[[ RECORDED DATA open ]]

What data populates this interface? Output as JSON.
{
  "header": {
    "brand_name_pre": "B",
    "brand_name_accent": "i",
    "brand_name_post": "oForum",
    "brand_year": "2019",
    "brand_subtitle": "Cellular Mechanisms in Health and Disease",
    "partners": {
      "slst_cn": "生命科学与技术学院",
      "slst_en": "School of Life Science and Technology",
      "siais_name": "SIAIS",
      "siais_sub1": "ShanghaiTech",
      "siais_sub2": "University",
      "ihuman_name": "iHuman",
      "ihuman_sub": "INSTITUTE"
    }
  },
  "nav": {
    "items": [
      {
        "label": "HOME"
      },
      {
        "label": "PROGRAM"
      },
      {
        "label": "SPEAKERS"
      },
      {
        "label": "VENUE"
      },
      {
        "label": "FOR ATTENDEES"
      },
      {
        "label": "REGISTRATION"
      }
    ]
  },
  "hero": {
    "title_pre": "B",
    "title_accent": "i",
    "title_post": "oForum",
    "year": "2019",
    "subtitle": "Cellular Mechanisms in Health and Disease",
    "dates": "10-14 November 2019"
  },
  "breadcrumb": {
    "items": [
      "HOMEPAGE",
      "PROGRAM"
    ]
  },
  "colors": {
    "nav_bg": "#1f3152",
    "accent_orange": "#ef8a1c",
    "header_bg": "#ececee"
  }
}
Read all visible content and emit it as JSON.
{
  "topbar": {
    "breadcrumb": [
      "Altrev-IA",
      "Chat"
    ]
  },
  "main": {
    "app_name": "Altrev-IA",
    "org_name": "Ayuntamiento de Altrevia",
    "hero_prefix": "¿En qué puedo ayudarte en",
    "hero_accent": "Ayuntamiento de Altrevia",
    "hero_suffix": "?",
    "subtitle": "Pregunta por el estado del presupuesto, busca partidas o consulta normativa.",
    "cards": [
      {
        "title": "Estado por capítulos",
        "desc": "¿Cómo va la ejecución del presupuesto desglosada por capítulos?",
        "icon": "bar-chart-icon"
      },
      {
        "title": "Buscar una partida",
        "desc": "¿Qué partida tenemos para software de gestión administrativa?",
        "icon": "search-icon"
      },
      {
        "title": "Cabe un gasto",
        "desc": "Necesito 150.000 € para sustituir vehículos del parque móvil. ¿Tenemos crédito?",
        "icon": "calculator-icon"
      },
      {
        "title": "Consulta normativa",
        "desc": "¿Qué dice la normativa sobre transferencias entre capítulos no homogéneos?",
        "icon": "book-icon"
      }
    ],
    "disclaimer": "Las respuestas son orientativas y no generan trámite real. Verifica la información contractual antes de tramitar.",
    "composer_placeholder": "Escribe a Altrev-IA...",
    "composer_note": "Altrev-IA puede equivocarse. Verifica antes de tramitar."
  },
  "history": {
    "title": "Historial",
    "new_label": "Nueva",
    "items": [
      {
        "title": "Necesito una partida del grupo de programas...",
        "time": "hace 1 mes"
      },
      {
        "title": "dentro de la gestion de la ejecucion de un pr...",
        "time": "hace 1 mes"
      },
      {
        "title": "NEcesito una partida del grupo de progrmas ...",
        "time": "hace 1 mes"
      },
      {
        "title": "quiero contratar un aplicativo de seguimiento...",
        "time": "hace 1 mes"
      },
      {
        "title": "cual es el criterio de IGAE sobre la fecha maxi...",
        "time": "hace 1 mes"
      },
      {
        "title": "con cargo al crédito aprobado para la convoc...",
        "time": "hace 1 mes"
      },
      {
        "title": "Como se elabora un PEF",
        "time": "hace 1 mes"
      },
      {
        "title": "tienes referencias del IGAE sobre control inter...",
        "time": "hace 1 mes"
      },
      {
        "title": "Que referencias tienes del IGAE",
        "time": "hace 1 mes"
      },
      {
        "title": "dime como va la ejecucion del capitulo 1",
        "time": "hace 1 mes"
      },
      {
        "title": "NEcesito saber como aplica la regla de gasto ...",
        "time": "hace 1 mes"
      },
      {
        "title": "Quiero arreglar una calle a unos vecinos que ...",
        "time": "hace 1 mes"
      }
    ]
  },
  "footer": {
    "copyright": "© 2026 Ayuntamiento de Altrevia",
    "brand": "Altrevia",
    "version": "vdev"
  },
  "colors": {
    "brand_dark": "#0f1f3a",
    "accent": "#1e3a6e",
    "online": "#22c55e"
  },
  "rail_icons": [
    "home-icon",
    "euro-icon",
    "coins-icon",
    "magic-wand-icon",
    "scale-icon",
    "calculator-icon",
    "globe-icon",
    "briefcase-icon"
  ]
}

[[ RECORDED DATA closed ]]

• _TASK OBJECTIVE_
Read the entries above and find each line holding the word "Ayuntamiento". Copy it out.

• _WRITTEN ANSWER_
    "org_name": "Ayuntamiento de Altrevia",
    "hero_accent": "Ayuntamiento de Altrevia",
    "copyright": "© 2026 Ayuntamiento de Altrevia",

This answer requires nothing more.